The brain’s second alternative [for resolving prediction error] is to be stubborn and stick with the original prediction. It filters the sensory input so it’s consistent with the prediction. In this situation, I could be standing in a baseball field but daydreaming (predicting and simulating) as the ball sails toward me. Even though the ball is fully within my visual field, I don’t notice it until it thumps at my feet. Another example would be the food-filled diapers at my daughter’s disgusting foods birthday party: our guests’ prediction of a baby poo aroma dominated their actual sensory input of mashed carrots.

Another example might be inattentional blindness. A normally functioning brain not only anticipates upcoming sensory input, but it also predicts whether prediction errors are just noise that can safely be ignored or whether they are meaningful and therefore should be encoded and remembered (i.e., learned).[1][2][3][4]

Notes on the Notes

  1. Gottlieb, Jacqueline. 2012. "Attention, learning, and the value of information." Neuron 76 (2): 281–295.
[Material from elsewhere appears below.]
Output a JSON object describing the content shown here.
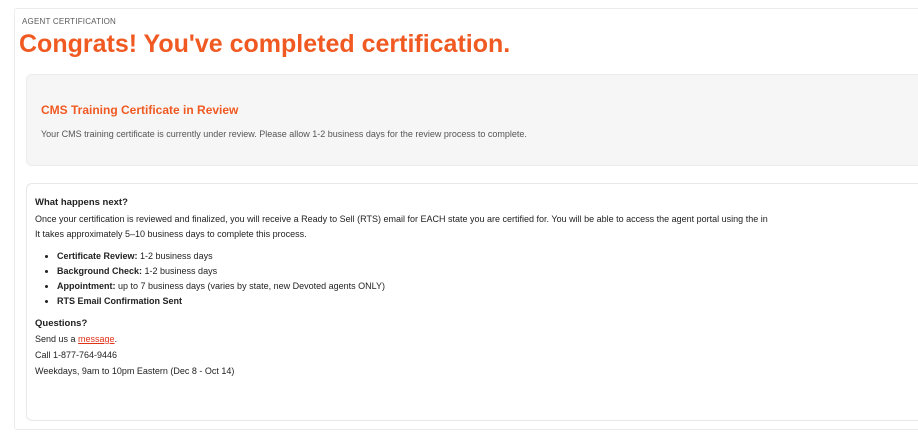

  2. Behrens, Timothy EJ, Mark W. Woolrich, Mark E. Walton, and Matthew FS Rushworth. 2007. "Learning the value of information in an uncertain world." Nature Neuroscience 10 (9): 1214-1221.
  3. Moran, Rosalyn J., Pablo Campo, Mkael Symmonds, Klaas E. Stephan, Raymond J. Dolan, and Karl J. Friston. 2013. "Free energy, precision and learning: the role of cholinergic neuromodulation." The Journal of Neuroscience 33 (19): 8227-8236.    
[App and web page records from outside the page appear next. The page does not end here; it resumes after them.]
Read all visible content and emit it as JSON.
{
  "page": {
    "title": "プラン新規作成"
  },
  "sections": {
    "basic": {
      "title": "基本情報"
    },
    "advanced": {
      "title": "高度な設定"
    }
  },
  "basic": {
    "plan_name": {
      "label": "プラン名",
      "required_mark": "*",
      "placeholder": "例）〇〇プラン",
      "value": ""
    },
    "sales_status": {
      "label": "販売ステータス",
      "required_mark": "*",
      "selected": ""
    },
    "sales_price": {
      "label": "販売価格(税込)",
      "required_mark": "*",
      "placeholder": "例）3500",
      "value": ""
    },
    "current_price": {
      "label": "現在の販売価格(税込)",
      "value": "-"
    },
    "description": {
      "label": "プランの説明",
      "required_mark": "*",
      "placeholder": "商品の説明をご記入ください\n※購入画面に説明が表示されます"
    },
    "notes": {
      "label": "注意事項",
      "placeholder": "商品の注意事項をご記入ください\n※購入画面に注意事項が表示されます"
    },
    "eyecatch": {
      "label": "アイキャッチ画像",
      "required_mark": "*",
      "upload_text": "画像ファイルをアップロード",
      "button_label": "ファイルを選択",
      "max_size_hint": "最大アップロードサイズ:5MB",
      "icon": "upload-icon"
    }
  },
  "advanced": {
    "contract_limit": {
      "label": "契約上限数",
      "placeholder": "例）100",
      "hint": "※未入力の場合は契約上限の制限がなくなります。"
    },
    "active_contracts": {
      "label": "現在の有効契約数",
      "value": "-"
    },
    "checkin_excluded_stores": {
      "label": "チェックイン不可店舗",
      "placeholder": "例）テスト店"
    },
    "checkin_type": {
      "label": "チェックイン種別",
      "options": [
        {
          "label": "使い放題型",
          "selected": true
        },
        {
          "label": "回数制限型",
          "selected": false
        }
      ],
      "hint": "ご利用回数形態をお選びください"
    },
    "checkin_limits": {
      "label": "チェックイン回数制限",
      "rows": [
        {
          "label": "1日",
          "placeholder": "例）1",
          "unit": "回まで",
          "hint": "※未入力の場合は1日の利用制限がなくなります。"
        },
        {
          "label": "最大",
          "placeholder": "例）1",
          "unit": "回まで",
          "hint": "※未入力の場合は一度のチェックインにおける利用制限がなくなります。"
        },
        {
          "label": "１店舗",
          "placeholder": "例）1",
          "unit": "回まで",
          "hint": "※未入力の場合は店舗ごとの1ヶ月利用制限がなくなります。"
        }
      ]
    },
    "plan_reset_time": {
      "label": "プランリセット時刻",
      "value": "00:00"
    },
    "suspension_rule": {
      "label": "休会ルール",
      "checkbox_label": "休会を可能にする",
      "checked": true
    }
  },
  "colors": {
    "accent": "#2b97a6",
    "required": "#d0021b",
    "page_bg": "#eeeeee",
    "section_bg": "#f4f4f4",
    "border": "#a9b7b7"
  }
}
  4. Feldman, Harriet, and Karl Friston. 2010. "Attention, uncertainty, and free-energy." Frontiers of Human Neuroscience 4 (215): 1-23.